[Dataset rows describing interfaces]
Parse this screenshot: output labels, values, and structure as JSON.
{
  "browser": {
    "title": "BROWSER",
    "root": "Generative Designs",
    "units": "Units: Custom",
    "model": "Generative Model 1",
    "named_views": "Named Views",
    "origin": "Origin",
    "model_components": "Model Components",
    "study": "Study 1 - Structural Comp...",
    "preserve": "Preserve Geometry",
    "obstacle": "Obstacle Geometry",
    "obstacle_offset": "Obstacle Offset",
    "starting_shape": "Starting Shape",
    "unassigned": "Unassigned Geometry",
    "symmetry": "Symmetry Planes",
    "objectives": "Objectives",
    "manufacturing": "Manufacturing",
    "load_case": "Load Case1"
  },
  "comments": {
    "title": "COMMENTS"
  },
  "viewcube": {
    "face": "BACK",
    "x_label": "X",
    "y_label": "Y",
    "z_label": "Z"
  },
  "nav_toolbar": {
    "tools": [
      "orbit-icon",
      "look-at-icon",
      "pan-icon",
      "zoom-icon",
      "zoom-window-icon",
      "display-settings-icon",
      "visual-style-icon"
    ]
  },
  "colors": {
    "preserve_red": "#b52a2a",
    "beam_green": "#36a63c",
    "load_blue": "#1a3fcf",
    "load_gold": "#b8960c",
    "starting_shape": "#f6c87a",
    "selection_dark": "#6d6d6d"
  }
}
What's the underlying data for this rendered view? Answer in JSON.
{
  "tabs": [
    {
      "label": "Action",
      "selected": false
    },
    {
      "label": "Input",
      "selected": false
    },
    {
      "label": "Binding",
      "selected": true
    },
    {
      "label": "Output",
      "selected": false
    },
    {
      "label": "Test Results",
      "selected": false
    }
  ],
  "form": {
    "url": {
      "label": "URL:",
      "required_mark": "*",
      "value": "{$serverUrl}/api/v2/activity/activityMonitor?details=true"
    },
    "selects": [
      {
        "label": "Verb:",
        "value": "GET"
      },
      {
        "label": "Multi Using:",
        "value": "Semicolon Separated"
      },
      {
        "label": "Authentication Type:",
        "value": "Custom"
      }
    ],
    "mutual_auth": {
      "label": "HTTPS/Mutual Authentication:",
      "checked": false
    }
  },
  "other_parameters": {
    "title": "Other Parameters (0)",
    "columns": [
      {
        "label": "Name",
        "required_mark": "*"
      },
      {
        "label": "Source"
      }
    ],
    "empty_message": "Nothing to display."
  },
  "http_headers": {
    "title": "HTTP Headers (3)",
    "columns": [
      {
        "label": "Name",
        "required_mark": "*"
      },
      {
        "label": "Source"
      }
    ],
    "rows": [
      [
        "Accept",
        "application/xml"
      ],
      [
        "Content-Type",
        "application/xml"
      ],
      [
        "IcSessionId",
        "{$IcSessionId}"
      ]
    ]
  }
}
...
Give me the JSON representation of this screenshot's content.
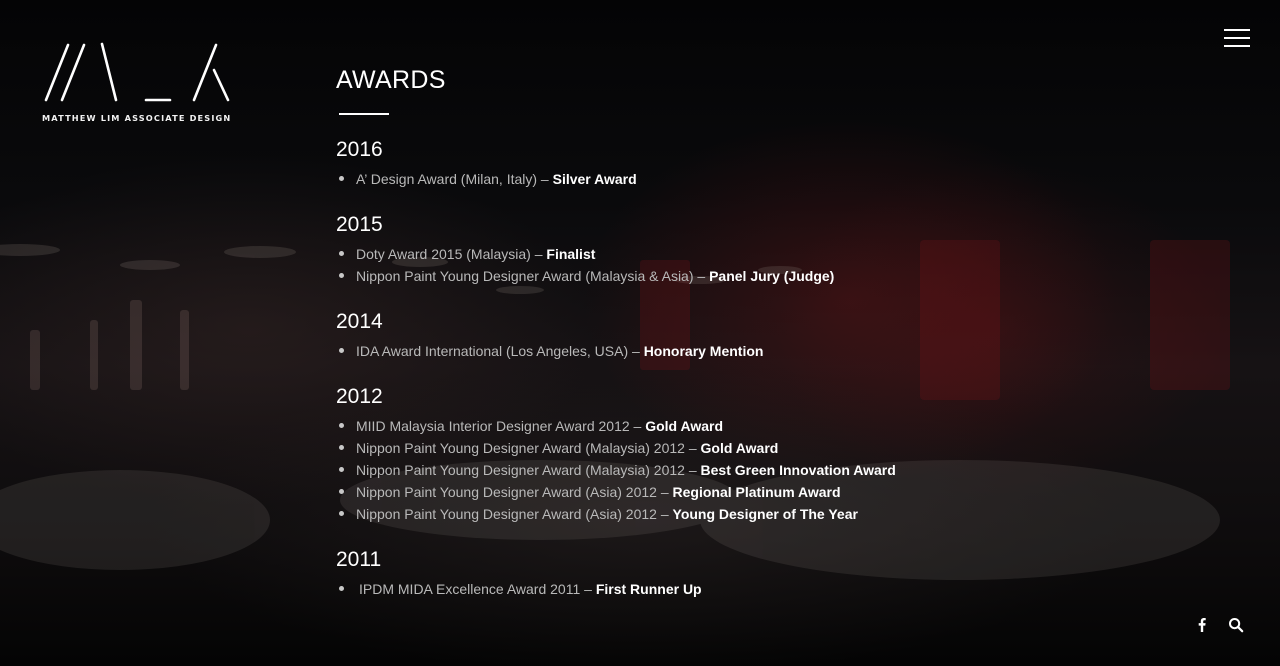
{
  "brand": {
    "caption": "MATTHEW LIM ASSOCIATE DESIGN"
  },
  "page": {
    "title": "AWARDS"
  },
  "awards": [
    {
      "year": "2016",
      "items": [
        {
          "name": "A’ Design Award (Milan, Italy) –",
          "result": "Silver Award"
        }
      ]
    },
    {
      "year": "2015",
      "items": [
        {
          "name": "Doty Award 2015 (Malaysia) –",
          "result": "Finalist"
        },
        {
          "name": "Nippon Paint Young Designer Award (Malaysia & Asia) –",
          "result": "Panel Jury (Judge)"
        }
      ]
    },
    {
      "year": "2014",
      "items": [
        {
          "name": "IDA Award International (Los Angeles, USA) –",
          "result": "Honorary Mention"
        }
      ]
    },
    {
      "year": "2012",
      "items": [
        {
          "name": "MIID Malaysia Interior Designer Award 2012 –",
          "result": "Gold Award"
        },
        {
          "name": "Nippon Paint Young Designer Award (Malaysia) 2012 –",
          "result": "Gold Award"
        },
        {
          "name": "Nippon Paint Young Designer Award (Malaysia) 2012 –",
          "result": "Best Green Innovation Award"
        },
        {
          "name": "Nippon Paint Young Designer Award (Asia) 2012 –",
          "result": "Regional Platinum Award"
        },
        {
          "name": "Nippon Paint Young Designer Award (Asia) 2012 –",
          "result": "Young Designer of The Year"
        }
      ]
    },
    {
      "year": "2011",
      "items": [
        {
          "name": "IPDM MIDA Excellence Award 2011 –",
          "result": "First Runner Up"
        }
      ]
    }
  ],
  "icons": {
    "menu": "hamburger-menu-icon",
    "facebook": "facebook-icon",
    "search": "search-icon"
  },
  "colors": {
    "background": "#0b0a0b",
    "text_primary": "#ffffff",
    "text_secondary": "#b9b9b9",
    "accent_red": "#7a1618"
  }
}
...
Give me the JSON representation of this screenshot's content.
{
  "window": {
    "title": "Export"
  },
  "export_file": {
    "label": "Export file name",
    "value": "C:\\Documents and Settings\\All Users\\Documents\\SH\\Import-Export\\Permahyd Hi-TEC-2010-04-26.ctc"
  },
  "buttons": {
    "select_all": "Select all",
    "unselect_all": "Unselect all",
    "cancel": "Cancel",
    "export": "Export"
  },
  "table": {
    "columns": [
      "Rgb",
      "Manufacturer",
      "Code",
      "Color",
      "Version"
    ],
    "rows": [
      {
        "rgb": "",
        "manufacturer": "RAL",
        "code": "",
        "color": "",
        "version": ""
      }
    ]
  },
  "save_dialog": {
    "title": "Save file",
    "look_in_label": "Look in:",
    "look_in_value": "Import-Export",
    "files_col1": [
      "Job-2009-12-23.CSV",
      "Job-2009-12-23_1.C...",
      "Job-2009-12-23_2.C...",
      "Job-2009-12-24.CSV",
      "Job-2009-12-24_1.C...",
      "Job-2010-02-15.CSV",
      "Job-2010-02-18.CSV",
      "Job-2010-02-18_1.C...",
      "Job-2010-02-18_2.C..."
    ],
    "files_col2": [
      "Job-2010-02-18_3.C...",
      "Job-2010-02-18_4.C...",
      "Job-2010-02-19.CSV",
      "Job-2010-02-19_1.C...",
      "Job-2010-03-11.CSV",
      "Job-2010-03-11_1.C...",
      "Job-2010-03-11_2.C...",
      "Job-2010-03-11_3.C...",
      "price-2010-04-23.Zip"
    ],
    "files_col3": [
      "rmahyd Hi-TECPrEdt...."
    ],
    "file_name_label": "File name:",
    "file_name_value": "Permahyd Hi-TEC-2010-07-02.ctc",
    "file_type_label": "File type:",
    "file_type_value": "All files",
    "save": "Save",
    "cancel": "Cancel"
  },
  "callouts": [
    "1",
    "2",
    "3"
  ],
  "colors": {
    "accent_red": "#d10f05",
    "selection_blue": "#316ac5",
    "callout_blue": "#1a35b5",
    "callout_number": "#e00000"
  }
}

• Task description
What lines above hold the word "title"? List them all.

• The answer
    "title": "BROWSER",
    "title": "COMMENTS"
    "title": "Other Parameters (0)",
    "title": "HTTP Headers (3)",
    "title": "AWARDS"
    "title": "Export"
    "title": "Save file",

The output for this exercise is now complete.